As is well known, Christmas Day (today) commemorates the birth of Jesus Christ and is a religious and cultural celebration among billions of people around the world. This religious celebration prompted me to begin posts, which today and in the future will be chapters from a book I have written about the Separation of American government and religion. Historians, religious scholars, and others will be familiar with much of this information. Nevertheless, many “everyday folks” seldom study the historical and religious issues surrounding the separation of church and state. So I’m beginning with a portion of Chapter 1 (to be continued) with other chapters of my book to follow.
Chapter 1: What Is Religious Liberty?
Amish, Buddhists, Catholics, Episcopalians, Jehovah’s Witnesses, Jews, Hindus, Latter Day Saints, Lutherans, Methodists, Muslims, Presbyterians, Quakers, Sikhs, Universalists…you could fill a page with all the diverse religious and spiritual groups in the United States. Most Americans (75 percent) identify as Christians of various denominations such as Baptists, Methodists, and Presbyterians, according to Gallup polls. Whatever the religious group, its participants are free to adhere to and practice their beliefs, unless they endanger the public welfare. For example, congregants of a church in Kentucky believed in “taking up serpents,” claiming they were following biblical instructions that said “They shall take up serpents; and if they drink any deadly thing it shall not hurt them.” But authorities outlawed the use of rattlesnakes and copperheads in religious services because, obviously, the reptiles are poisonous and a danger to the health and safety of citizens.

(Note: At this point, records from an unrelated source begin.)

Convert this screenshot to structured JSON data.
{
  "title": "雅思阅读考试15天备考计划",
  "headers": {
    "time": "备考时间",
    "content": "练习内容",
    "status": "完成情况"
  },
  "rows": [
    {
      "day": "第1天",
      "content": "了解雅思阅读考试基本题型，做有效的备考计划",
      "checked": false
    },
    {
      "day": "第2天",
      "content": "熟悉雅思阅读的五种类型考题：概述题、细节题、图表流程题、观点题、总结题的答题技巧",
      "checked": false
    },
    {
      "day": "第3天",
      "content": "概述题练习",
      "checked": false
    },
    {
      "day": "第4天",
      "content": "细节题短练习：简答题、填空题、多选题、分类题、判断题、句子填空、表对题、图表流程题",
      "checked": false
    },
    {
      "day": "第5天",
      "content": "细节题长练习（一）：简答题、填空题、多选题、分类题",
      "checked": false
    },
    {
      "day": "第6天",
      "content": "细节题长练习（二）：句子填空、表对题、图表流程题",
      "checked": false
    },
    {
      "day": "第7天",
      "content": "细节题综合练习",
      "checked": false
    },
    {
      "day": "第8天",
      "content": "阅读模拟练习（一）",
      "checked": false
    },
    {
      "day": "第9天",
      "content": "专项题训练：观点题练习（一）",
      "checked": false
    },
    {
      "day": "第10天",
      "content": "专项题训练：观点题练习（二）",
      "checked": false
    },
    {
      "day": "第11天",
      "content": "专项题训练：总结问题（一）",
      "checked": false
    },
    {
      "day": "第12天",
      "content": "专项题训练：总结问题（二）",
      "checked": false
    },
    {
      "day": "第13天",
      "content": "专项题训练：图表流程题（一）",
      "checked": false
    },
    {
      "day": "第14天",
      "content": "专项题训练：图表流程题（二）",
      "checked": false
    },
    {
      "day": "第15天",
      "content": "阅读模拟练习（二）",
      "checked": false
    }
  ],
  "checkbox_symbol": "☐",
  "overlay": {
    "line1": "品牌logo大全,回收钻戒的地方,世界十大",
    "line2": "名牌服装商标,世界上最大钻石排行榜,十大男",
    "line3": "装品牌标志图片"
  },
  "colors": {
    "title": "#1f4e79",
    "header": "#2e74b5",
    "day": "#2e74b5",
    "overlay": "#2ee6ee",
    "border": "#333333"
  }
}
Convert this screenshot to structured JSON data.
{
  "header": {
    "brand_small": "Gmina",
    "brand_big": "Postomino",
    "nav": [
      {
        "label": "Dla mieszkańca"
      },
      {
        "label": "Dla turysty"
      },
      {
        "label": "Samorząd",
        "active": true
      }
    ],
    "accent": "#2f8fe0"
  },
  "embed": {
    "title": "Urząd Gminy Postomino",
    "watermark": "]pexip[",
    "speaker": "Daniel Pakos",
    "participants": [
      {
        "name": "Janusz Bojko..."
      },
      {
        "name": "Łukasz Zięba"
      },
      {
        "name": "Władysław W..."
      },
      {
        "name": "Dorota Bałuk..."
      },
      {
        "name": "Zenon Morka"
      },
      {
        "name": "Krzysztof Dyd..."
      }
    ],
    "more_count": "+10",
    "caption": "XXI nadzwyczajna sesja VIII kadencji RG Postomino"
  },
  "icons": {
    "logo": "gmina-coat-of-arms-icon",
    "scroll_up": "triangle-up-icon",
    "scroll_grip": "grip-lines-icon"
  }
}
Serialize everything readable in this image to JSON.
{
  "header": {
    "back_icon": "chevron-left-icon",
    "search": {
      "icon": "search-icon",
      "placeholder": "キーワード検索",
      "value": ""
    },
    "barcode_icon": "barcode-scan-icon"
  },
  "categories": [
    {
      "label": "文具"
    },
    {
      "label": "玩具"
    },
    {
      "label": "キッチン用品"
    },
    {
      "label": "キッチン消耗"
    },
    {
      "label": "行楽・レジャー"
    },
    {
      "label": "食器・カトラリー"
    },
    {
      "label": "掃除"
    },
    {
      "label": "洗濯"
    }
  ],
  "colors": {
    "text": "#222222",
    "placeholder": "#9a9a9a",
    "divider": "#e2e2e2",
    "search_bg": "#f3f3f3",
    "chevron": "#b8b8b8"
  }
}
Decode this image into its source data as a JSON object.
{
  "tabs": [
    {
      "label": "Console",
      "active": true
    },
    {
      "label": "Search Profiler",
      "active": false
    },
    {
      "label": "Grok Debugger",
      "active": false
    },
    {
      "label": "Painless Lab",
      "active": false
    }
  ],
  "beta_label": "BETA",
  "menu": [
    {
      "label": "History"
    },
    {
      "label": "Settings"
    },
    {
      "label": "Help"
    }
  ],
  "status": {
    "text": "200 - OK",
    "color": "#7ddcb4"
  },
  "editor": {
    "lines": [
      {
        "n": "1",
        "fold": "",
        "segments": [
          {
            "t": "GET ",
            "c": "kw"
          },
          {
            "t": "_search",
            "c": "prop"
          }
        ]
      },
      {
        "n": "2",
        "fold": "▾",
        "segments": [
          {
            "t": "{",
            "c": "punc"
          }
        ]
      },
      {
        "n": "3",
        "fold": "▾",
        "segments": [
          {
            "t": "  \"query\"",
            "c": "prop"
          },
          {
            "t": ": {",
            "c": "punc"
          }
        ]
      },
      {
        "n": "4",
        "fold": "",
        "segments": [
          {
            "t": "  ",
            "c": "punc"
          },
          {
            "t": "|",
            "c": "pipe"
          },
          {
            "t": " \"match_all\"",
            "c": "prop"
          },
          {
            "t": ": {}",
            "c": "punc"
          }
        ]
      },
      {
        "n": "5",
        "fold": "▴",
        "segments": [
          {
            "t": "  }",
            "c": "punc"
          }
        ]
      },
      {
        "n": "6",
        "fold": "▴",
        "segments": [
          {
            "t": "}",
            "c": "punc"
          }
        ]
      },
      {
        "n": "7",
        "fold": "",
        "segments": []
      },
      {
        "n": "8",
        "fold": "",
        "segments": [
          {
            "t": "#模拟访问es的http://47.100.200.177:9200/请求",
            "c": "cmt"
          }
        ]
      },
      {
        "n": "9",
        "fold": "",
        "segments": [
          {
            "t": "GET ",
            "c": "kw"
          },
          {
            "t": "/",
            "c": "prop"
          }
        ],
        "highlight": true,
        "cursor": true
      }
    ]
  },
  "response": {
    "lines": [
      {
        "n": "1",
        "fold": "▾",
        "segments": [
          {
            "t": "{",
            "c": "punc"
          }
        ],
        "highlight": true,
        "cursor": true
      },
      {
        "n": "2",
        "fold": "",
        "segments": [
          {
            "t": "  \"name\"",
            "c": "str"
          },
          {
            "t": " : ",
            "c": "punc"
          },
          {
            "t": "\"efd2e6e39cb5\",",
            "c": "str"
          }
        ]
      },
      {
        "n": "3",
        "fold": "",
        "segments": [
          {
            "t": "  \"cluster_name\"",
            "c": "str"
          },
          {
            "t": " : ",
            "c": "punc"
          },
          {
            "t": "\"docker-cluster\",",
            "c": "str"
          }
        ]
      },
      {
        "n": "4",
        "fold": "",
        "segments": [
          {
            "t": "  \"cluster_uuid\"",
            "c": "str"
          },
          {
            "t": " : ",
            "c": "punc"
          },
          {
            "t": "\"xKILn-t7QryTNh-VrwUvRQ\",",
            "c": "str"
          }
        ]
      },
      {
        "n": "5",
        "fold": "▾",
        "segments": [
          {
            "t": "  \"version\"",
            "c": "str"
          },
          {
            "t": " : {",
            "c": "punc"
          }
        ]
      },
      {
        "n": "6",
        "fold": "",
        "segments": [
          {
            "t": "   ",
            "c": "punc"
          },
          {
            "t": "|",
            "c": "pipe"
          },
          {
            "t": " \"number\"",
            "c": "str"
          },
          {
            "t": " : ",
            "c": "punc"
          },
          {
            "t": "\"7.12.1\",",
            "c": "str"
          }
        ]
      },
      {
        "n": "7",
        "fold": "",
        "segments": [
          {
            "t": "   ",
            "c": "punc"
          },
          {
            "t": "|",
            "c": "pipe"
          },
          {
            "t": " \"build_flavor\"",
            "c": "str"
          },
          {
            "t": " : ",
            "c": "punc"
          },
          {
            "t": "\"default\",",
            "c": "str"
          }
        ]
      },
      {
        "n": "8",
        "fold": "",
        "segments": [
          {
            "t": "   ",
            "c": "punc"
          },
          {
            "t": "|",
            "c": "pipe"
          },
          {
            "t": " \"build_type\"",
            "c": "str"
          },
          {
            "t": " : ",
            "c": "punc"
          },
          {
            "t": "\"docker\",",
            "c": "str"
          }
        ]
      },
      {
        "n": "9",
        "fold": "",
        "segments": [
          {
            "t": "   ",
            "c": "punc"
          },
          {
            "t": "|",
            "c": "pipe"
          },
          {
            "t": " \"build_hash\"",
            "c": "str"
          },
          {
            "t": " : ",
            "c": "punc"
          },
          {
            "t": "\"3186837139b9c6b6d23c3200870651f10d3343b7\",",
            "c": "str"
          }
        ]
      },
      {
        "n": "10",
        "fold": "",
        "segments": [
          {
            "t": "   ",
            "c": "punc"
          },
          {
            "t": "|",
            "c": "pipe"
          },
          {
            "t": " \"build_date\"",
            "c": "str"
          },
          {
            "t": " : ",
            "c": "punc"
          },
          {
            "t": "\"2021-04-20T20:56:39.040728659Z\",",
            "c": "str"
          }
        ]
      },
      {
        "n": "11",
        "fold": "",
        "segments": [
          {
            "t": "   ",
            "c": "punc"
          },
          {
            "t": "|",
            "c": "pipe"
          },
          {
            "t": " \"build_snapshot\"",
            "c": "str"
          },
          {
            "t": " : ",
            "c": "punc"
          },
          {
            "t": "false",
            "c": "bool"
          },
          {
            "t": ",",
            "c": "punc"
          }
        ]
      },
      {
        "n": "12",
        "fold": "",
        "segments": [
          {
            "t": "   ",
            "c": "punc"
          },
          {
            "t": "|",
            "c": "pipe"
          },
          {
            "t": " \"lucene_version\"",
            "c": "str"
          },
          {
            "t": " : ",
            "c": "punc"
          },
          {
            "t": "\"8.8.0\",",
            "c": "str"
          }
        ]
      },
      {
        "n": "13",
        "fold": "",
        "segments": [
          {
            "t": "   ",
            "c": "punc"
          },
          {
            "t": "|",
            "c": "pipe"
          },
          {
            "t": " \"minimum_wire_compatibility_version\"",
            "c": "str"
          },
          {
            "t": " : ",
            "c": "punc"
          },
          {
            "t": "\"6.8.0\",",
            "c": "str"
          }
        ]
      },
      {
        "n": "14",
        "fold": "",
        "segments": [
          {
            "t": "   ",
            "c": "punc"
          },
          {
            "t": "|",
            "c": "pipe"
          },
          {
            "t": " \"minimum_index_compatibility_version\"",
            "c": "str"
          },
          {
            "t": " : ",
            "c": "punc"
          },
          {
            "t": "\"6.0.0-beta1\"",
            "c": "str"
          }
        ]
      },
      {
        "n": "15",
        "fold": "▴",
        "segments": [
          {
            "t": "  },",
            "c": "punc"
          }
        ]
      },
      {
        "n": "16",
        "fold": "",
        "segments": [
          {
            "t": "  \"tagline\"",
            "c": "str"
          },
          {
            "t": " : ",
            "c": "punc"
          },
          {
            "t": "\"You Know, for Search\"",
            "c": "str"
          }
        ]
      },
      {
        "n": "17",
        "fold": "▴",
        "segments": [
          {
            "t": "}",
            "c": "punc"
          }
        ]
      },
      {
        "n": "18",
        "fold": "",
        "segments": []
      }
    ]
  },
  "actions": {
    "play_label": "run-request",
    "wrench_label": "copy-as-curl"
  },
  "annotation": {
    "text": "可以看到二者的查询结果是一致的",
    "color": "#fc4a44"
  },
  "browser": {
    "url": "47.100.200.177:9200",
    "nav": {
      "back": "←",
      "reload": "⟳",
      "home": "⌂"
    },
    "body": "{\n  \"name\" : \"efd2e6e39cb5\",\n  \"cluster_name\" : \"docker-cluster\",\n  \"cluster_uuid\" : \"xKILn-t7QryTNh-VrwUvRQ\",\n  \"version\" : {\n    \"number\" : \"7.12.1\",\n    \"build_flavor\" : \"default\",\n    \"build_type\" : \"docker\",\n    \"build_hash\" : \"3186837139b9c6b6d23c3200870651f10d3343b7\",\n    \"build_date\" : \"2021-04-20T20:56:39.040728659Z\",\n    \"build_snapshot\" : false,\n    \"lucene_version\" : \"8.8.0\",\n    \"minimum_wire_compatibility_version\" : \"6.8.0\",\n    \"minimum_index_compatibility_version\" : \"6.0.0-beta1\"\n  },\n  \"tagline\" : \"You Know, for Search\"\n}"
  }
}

This extreme example aside, religious liberty is protected by the First Amendment to the U.S. Constitution, which was adopted in 1791. It says: “Congress shall make no law respecting an establishment of religion, or prohibiting the free exercise thereof; or abridging the freedom of speech, or of the press; or the right of people to peacefully assemble and to petition the Government for redress of grievances.” This means that unlike some other countries that support a state or national religion, the U.S. government cannot sanction or favor one religion over another. The amendment protects not only religious liberty but also people’s right to express themselves without being intimidated by the government.
Yet that was not the case before the founding of the nation and its Constitution. Early American colonists and settlers of the 1600s had different ideas about religious liberty. When Europeans first settled in North America (what was then called the New World), they sought religious freedom, but they did not allow that freedom for all.
In the first English colony of Virginia, founders set up an official church patterned after the state church of England. The King of England appointed church officials and Parliament (the legislature) set laws mandating religious doctrine and how people should worship. Called the Anglican Church, it later became known as the Protestant Episcopal, or simply Episcopal Church.
Colonial laws in Virginia required that people attend church, and pay taxes to support it. There were harsh penalties for those who did not abide by church teaching. If some colonists disagreed or wanted live by their chosen beliefs, they were banned from the colony or forced out.
Not all people who emigrated from England wanted to maintain such close ties with the Anglican Church. While in their homeland, some groups had completely separated themselves from the Church of England and became known as separatists. Most separatists believed that they should live by biblical laws, not those decreed by a king and a state church. When England’s King James I threatened to force the separatists from the land unless they accepted the Church of England, dissenters tried to establish colonies in the Netherlands and then in the “New World.” These Pilgrims—literally travelers—sailed on the Mayflower in 1620 from England to found the Plymouth Colony at Plymouth, Massachusetts.
At first the Pilgrims allowed a fair amount of religious liberty in their colony. But the colony struggled to survive and eventually merged with and was influenced by its larger neighbor The Massachusetts Bay Colony. It was founded by Puritans, another English group of religious dissenters.
Puritans had efficiently set about to create a shining “city upon a hill,” that is, a nation governed by biblical codes. Rules covered not only church attendance but also clothing, the conduct of businesses, the education of children, and permissible types of recreation. Only members of the established religion—the Congregational Church—were allowed to vote in elections and membership in the church was limited to those whose beliefs and life styles conformed to church doctrines. In short, the Puritans believed that there should be close ties between religious and social practices and that the government should accommodate itself to the church, or the will of God.
The leaders of the Massachusetts Bay Colony strictly enforced church rules and harassed and drove out Catholics and members of such Protestant groups as Baptists and Quakers. Certainly non-conformists like Thomas Morton (1576-1647) were not welcome.
(To be continued)